André Nies (Auckland)

In 1975, Chaitin and Solovay studied sets of natural numbers
with minimal initial segment complexity. They looked at sets where the
prefixfree complexity of the first n bits is at most K(n), up to a constant.
In 2002, Downey, Hirschfeldt and Nies coined the term "Ktrivial" for such sets.
They came up with an easy "cost
function" construction of a computably enumerable, but incomputable
Ktrivial, and showed that Ktrivials are Turing incomplete.
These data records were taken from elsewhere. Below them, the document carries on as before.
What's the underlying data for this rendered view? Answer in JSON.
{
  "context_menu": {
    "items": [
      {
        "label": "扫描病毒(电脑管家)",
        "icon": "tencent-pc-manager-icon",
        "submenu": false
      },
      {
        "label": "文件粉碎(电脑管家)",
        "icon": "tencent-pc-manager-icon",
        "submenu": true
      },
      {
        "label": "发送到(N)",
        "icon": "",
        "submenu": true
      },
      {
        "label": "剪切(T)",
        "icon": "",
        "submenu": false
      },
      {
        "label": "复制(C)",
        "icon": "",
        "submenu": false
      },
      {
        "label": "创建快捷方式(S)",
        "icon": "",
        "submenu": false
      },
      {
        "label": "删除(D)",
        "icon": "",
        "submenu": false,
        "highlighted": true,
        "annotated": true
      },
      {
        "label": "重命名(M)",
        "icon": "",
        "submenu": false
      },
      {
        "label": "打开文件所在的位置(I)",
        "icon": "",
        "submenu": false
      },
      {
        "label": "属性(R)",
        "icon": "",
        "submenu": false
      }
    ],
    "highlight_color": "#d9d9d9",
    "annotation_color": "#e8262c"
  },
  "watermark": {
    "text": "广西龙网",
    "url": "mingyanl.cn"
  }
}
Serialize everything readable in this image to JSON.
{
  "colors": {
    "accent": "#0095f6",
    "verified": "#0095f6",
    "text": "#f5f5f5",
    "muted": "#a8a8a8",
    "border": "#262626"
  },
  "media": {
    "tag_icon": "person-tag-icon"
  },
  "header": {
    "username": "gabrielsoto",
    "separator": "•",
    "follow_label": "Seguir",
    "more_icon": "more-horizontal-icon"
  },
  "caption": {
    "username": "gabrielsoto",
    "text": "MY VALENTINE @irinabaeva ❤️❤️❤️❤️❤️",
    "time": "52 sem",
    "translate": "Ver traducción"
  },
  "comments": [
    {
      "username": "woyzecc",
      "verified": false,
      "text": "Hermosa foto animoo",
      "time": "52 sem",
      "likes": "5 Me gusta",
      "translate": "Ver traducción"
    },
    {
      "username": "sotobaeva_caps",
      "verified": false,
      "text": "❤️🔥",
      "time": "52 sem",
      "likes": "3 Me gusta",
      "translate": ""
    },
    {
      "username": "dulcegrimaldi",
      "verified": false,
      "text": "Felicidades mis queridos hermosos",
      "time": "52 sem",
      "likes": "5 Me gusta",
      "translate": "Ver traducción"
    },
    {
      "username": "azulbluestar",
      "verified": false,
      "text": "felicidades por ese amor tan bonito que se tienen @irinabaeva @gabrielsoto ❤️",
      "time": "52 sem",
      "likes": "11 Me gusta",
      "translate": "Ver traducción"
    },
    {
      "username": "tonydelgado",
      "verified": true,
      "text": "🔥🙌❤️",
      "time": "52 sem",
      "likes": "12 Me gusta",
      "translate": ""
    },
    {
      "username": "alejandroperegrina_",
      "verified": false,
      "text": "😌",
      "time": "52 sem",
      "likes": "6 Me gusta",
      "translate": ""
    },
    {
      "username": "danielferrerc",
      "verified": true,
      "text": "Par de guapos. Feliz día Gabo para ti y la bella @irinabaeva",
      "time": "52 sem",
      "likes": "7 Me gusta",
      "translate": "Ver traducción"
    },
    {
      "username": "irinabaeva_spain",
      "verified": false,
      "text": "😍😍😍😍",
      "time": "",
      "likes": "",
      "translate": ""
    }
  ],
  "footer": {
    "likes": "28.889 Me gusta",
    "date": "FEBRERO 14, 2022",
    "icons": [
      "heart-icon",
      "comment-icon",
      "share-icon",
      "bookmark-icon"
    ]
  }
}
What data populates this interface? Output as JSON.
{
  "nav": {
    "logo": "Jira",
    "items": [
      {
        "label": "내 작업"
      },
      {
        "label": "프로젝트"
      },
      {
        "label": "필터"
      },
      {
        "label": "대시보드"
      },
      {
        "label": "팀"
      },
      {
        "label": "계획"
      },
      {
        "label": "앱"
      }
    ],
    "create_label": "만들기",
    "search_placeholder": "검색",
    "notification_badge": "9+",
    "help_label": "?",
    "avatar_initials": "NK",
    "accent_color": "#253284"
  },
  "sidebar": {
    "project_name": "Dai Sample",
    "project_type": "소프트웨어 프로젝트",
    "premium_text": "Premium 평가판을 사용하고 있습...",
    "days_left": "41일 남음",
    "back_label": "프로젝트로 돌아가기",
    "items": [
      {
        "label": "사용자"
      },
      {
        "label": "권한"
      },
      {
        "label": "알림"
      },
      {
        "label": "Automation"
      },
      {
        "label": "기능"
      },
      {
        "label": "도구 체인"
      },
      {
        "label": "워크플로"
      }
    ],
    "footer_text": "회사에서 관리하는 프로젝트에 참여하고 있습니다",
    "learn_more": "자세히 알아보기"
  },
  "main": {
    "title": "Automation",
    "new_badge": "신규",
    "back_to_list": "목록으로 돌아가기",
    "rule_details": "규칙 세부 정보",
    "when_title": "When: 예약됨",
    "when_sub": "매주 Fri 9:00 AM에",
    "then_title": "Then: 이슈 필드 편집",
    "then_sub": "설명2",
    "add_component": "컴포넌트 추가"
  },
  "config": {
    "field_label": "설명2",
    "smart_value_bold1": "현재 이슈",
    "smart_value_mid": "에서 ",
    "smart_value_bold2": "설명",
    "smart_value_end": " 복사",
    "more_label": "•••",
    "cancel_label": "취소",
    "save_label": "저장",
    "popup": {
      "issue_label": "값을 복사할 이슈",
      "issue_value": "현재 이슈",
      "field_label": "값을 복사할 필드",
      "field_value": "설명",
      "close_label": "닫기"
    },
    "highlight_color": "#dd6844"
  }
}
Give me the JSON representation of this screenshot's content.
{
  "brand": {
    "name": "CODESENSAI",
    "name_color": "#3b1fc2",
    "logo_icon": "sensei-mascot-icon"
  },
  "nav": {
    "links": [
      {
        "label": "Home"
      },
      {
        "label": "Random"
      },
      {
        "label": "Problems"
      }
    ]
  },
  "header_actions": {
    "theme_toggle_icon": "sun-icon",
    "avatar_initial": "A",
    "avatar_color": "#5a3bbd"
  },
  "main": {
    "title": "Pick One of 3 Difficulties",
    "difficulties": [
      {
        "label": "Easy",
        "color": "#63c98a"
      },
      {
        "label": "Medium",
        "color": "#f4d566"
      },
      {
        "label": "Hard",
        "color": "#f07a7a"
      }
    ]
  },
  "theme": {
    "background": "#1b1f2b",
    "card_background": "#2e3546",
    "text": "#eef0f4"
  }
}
This marks the beginning of an intense study of such sets. Nies, with some help by Hirschfeldt, showed that the Ktrivials coincide with the low for random sets in the sense of Kucera and Terwijn. More coincidences followed, the most recent being that a set is Ktrivial if and only if it cannot be cupped above the halting problem with an incomplete MartinLöf random set (Day and Miller 2011, relying on a result on nondensity of MartinLöf random sets in Π^{0}_{1} classes by Bienvenu Hoelzl, Miller and Nies 2011). Despite all these coincidences, major questions about the class of Ktrivials remain. We trace the developments of the past and discuss these open questions.